***** Data records *****

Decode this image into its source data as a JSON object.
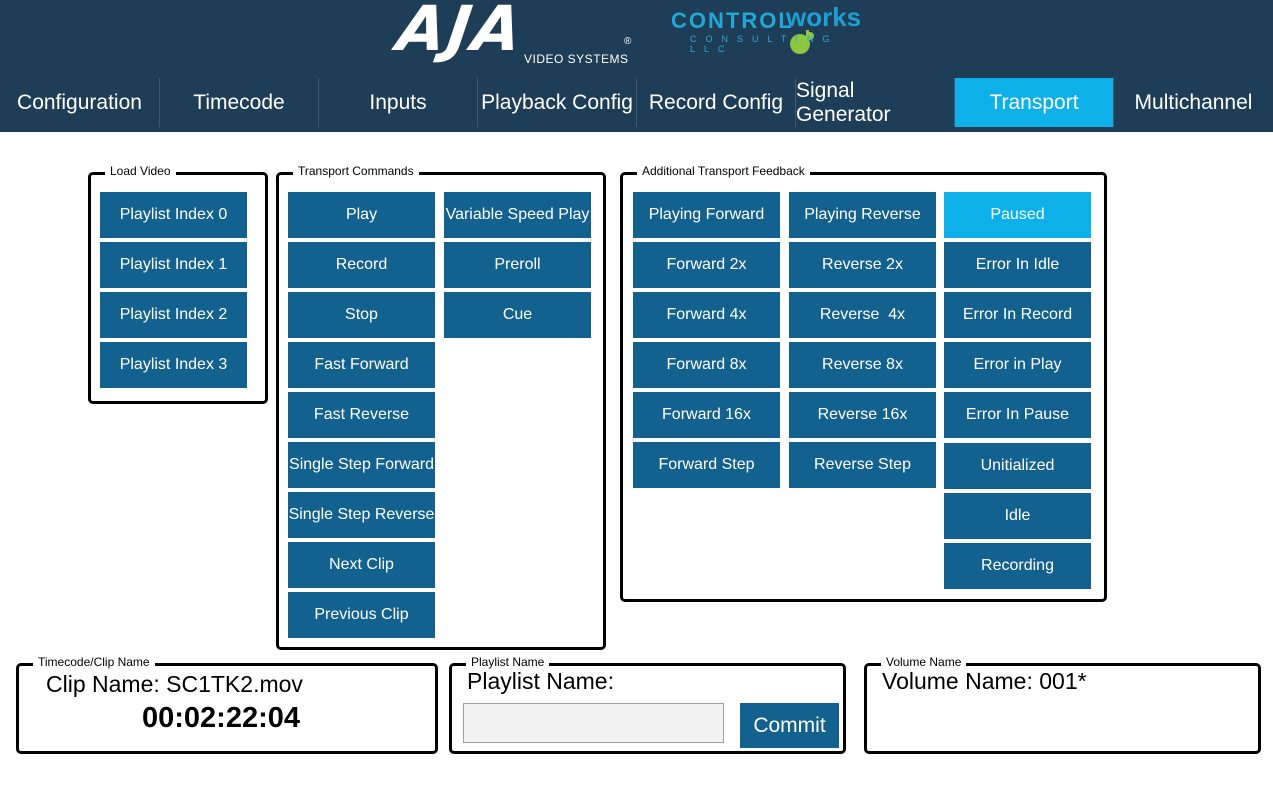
{
  "header": {
    "aja_logo": {
      "letters": "AJA",
      "sub": "VIDEO SYSTEMS",
      "reg": "®"
    },
    "cw_logo": {
      "control": "CONTROL",
      "works": "works",
      "consulting": "CONSULTING LLC"
    },
    "colors": {
      "bar": "#1e3d56",
      "accent": "#0eb0ea",
      "button": "#13618f"
    }
  },
  "tabs": [
    {
      "label": "Configuration"
    },
    {
      "label": "Timecode"
    },
    {
      "label": "Inputs"
    },
    {
      "label": "Playback Config"
    },
    {
      "label": "Record Config"
    },
    {
      "label": "Signal Generator"
    },
    {
      "label": "Transport",
      "active": true
    },
    {
      "label": "Multichannel"
    }
  ],
  "load_video": {
    "legend": "Load Video",
    "buttons": [
      "Playlist Index 0",
      "Playlist Index 1",
      "Playlist Index 2",
      "Playlist Index 3"
    ]
  },
  "transport": {
    "legend": "Transport Commands",
    "col1": [
      "Play",
      "Record",
      "Stop",
      "Fast Forward",
      "Fast Reverse",
      "Single Step Forward",
      "Single Step Reverse",
      "Next Clip",
      "Previous Clip"
    ],
    "col2": [
      "Variable Speed Play",
      "Preroll",
      "Cue"
    ]
  },
  "feedback": {
    "legend": "Additional Transport Feedback",
    "col1": [
      "Playing Forward",
      "Forward 2x",
      "Forward 4x",
      "Forward 8x",
      "Forward 16x",
      "Forward Step"
    ],
    "col2": [
      "Playing Reverse",
      "Reverse 2x",
      "Reverse  4x",
      "Reverse 8x",
      "Reverse 16x",
      "Reverse Step"
    ],
    "col3": [
      "Paused",
      "Error In Idle",
      "Error In Record",
      "Error in Play",
      "Error In Pause",
      "Unitialized",
      "Idle",
      "Recording"
    ],
    "active": "Paused"
  },
  "timecode_box": {
    "legend": "Timecode/Clip Name",
    "clip_name": "Clip Name: SC1TK2.mov",
    "timecode": "00:02:22:04"
  },
  "playlist_box": {
    "legend": "Playlist Name",
    "label": "Playlist Name:",
    "input_value": "",
    "commit_label": "Commit"
  },
  "volume_box": {
    "legend": "Volume Name",
    "label": "Volume Name: 001*"
  }
}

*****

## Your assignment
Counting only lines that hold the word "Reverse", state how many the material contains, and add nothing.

## Answer box
8